For the Chilean poet Pablo Neruda, Machu Picchu is “a resting place of butterflies in the epicenter of the great circle of life.” Now, the Boca Raton Museum of Art is letting visitors immerse themselves in the history of this ancient site. It is the first museum in the world to host the traveling exhibition “Machu Picchu and the Golden Empires of Peru,” created by the Cityneon group with the support of the Peruvian Ministry of Culture and the Inkaterra association.
For the occasion, history buffs will be able to admire 192 objects, many of which come from Andean royal tombs. Among them is a completely intact gold attire of a Chimú emperor, dating back to 1300 A.D. Some of these artifacts have never been exhibited outside of Peru, according to the Boca Raton Museum of Art. Visitors will be guided through the exhibition by the mythical hero Ai Apaec, as much feared as revered by the Mochica people.

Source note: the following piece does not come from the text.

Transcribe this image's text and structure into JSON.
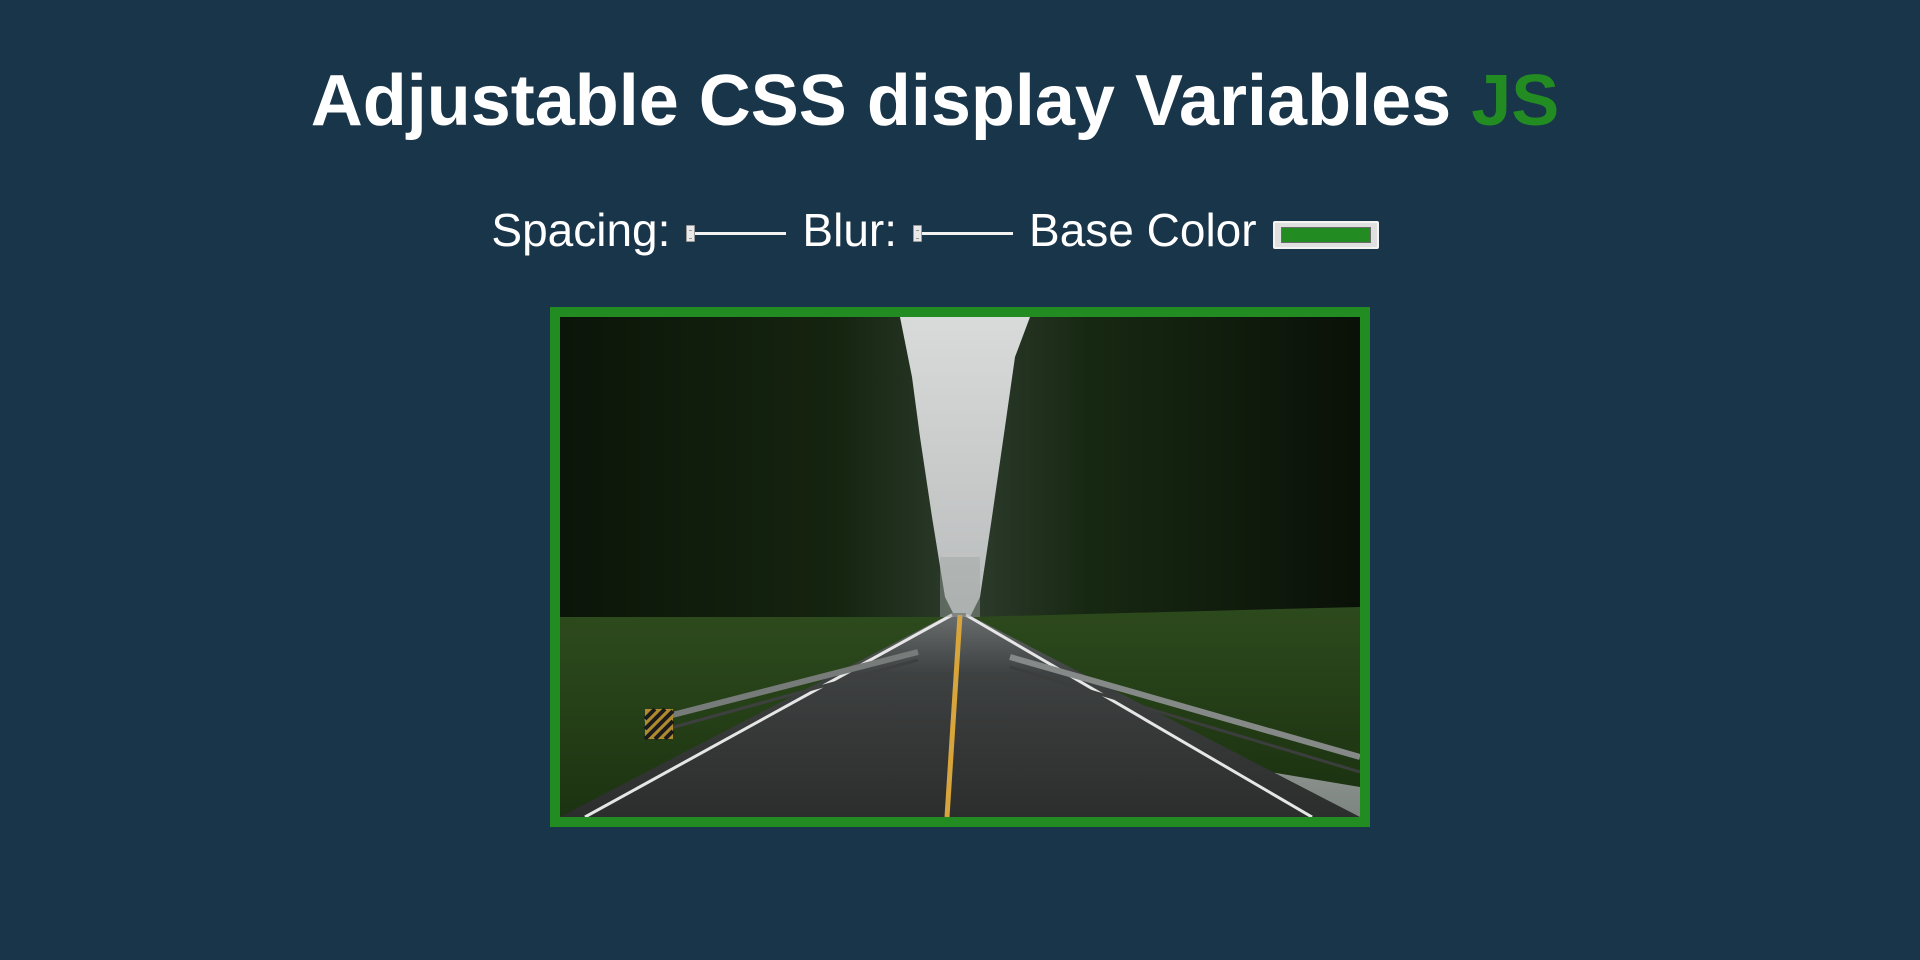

“Through this once-in-a-lifetime exhibition, visitors will have the opportunity to come face-to-face with history in a way that has never been done before,” said Ron Tan, Cityneon’s Executive Chairman & Group CEO. “With this exhibition, visitors can personally feel the magnificence of Machu Picchu like they are physically there, while exploring the ancient cultures who lived in this city 7,000 feet above sea level in the Andes Mountains.”

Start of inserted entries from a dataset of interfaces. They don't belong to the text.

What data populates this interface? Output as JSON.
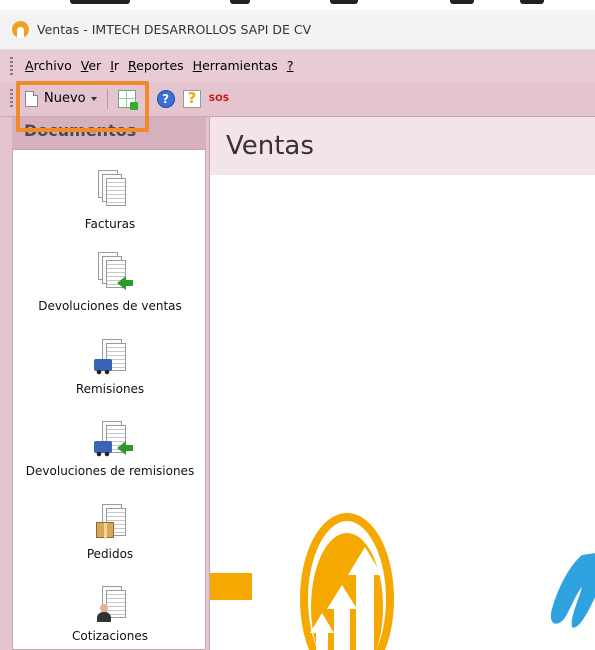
{
  "window": {
    "title": "Ventas - IMTECH DESARROLLOS SAPI DE CV"
  },
  "menu": {
    "items": [
      {
        "name": "archivo",
        "label": "Archivo",
        "mnemonic": "A",
        "rest": "rchivo"
      },
      {
        "name": "ver",
        "label": "Ver",
        "mnemonic": "V",
        "rest": "er"
      },
      {
        "name": "ir",
        "label": "Ir",
        "mnemonic": "I",
        "rest": "r"
      },
      {
        "name": "reportes",
        "label": "Reportes",
        "mnemonic": "R",
        "rest": "eportes"
      },
      {
        "name": "herramientas",
        "label": "Herramientas",
        "mnemonic": "H",
        "rest": "erramientas"
      },
      {
        "name": "ayuda",
        "label": "?",
        "mnemonic": "?",
        "rest": ""
      }
    ]
  },
  "toolbar": {
    "nuevo_label": "Nuevo",
    "help_glyph": "?",
    "sos_label": "SOS"
  },
  "documents": {
    "header": "Documentos",
    "items": [
      {
        "name": "facturas",
        "label": "Facturas",
        "icon": "documents-stack-icon"
      },
      {
        "name": "devoluciones-ventas",
        "label": "Devoluciones de ventas",
        "icon": "documents-return-icon"
      },
      {
        "name": "remisiones",
        "label": "Remisiones",
        "icon": "delivery-truck-icon"
      },
      {
        "name": "devoluciones-remisiones",
        "label": "Devoluciones de remisiones",
        "icon": "delivery-return-icon"
      },
      {
        "name": "pedidos",
        "label": "Pedidos",
        "icon": "package-box-icon"
      },
      {
        "name": "cotizaciones",
        "label": "Cotizaciones",
        "icon": "person-quote-icon"
      }
    ]
  },
  "main": {
    "title": "Ventas"
  },
  "colors": {
    "accent_pink": "#e8cbd5",
    "highlight_orange": "#f08a2c",
    "logo_gold": "#f5a800",
    "logo_blue": "#2fa2e0"
  }
}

A “sacred place” to preserve
Conditions of access to Machu Picchu have changed since the pandemic, but “Machu Picchu and the Golden Empires of Peru” lets people discover the archaeological site through a virtual journey in augmented reality. For this, drones flew over the Inca sanctuary — devoid of tourists for eight months — to immortalize the site from all angles. Visitors to the exhibition will be able to discover these images via virtual reality headsets and motion chairs, made available as part of the exhibition.
In light of the global pandemic, the Inca site of Machu Picchu can now welcome only 250,000 visitors per year, visitors who also have to respect measures such as compulsory mask-wearing and social distancing. But other rules are also considered necessary for the preservation of this sanctuary, according to José Miguel Bastante, director of the national archaeological park of Machu Picchu in Peru.

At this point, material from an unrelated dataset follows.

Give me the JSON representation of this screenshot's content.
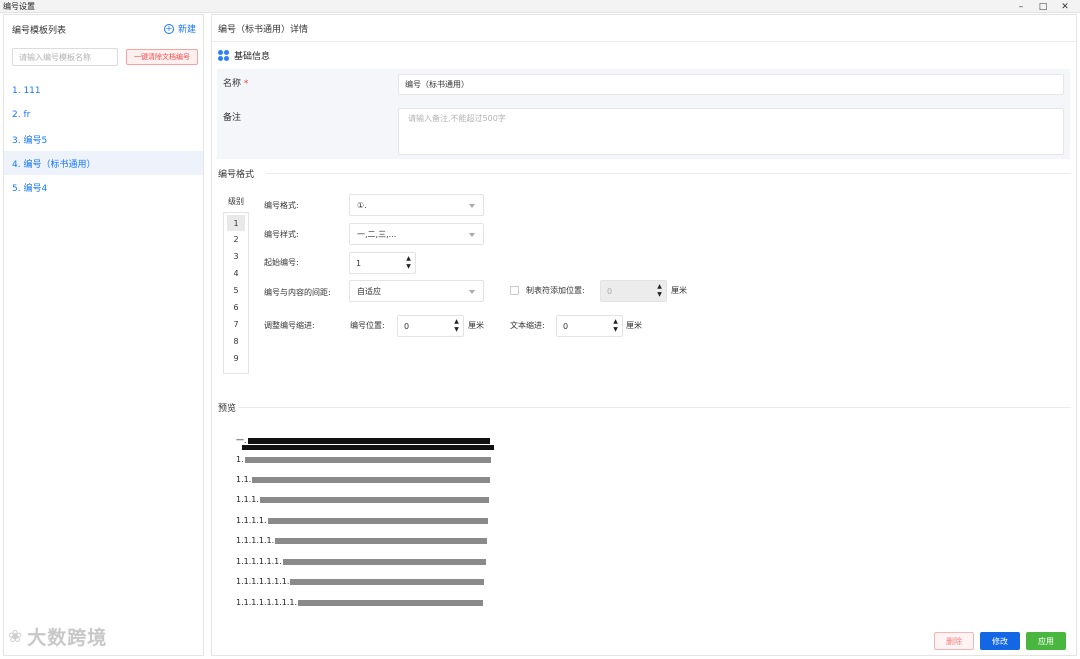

“Some tourists do not understand that Machu Picchu is the same as any other sacred religious place. They arrive, they see grass, and they say, ‘Oh, this is a park, I can lie down and do whatever I want’,” he said in a newsletter from the Getty Conservation Center. “No, it’s not like that. Machu Picchu really is a sacred place, like Notre Dame. If you inform tourists in advance what they’re going to see — and the rules — that helps conservation of heritage. A hundred informed tourists do less harm to a site than one tourist who is not informed.”
The exhibition “Machu Picchu and the Golden Empires of Peru” runs until March 6 at the Boca Raton Museum of Art in Florida, USA. It will then travel around the world.